I woke up really early one morning to hike the 7 miles into town, which actually only ended up being closer to 6 because someone offered me a lift about half a mile out. Cheating? Maybe, but I had blueberry pancakes on the mind. I sat my pack down in front of the bakery and walked in and ordered breakfast. I found a shady spot out on the back deck overlooking the lake with a hot cup of coffee in hand and I just couldn’t wipe the smile off my face. I had hiked 450 miles with 100 more to go. I had walked through torrential rain and thunder storms and mud and mosquitoes. I had walked off the initial blisters, aches and pains and I had found my own rhythm. I had pitched my tent in the dark and slept in it all by myself. I had been scared, lonely, happy and proud. I had nothing but a backpack on my back and I felt more whole and complete than I ever have. I had a hot shower to look forward to and blueberry pancakes on the way. I was enough.
I didn’t take many pictures during my hike and I’m not really planning on writing a post about it. It was a month just for me and I now that I’m home I’d like to keep it that way. I’d like my stories to come out here and there, rather than trying to put it all into words at once (I lied! I totally posted about it two weeks later). Most of it was just an indescribable feeling that is now a memory. It was at times the most rewarding and at other times the most horrible experience of my life. But I did it and I’m still here and I’m here with more pancakes.
VEGAN ALMOND BUTTER PANCAKES (GLUTEN FREE)
1/2 cup buckwheat groats, soaked overnight

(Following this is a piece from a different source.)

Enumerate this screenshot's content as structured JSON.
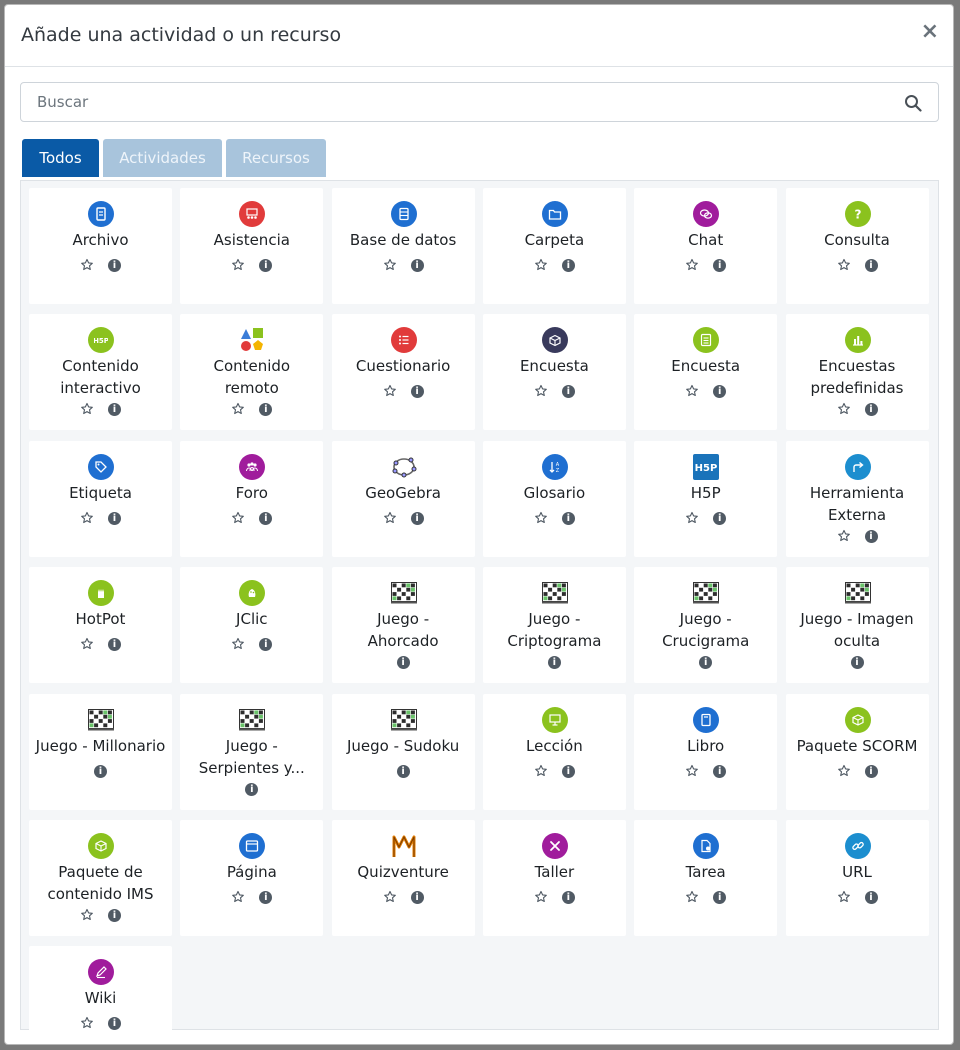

3/4 cup rolled oats (not quick cooking)
1 teaspoon vanilla extract
1 tablespoon maple syrup
1/4 cup all natural almond butter
2 tablespoons hemp seeds
1/2 teaspoon baking powder
1/4 teaspoon sea salt
1 cup unsweetened almond milk
Coconut oil for cooking
The night before, place buckwheat groats in a bowl and cover with cold water. Let soak for 8-12 hours. If you forget to do this, the morning you want to make pancakes place the groats in a bowl and cover with boiled water, then let sit for 10 minutes or longer. Strain and rinse the groats, then place them into the bowl of a food processor or high speed blender. Add the rest of the ingredients and blend until smooth. Add more almond milk if the batter is really thick, you want a pourable consistency. Let the batter sit at room temperature for 10 minutes.
Meanwhile, heat a non-stick or cast iron skillet or pan over medium heat. Add in a small amount of coconut oil to coat the pan. When you think the pan is hot enough, drop a few drops of water into the center of the pan, if the water sizzles upon contact – you’re ready to make pancakes.
Using a 1/3 cup measuring cup (or 1/4 for smaller pancakes) scoop out the batter and pour it into the center of the pan. Use a spatula to help spread if needed. Let the pancake cook for a minute or two on one side, or until the edges of the pancake are dry and there are visible holes coming through the middle. Flip the pancake and cook for another minute. Repeat the process for the rest of the batter.
Serve warm and top with almond butter, maple syrup, fresh berries and hemp seeds.
Let me in on your kitchen creations – tag your photos #happyheartedkitchen and share the love!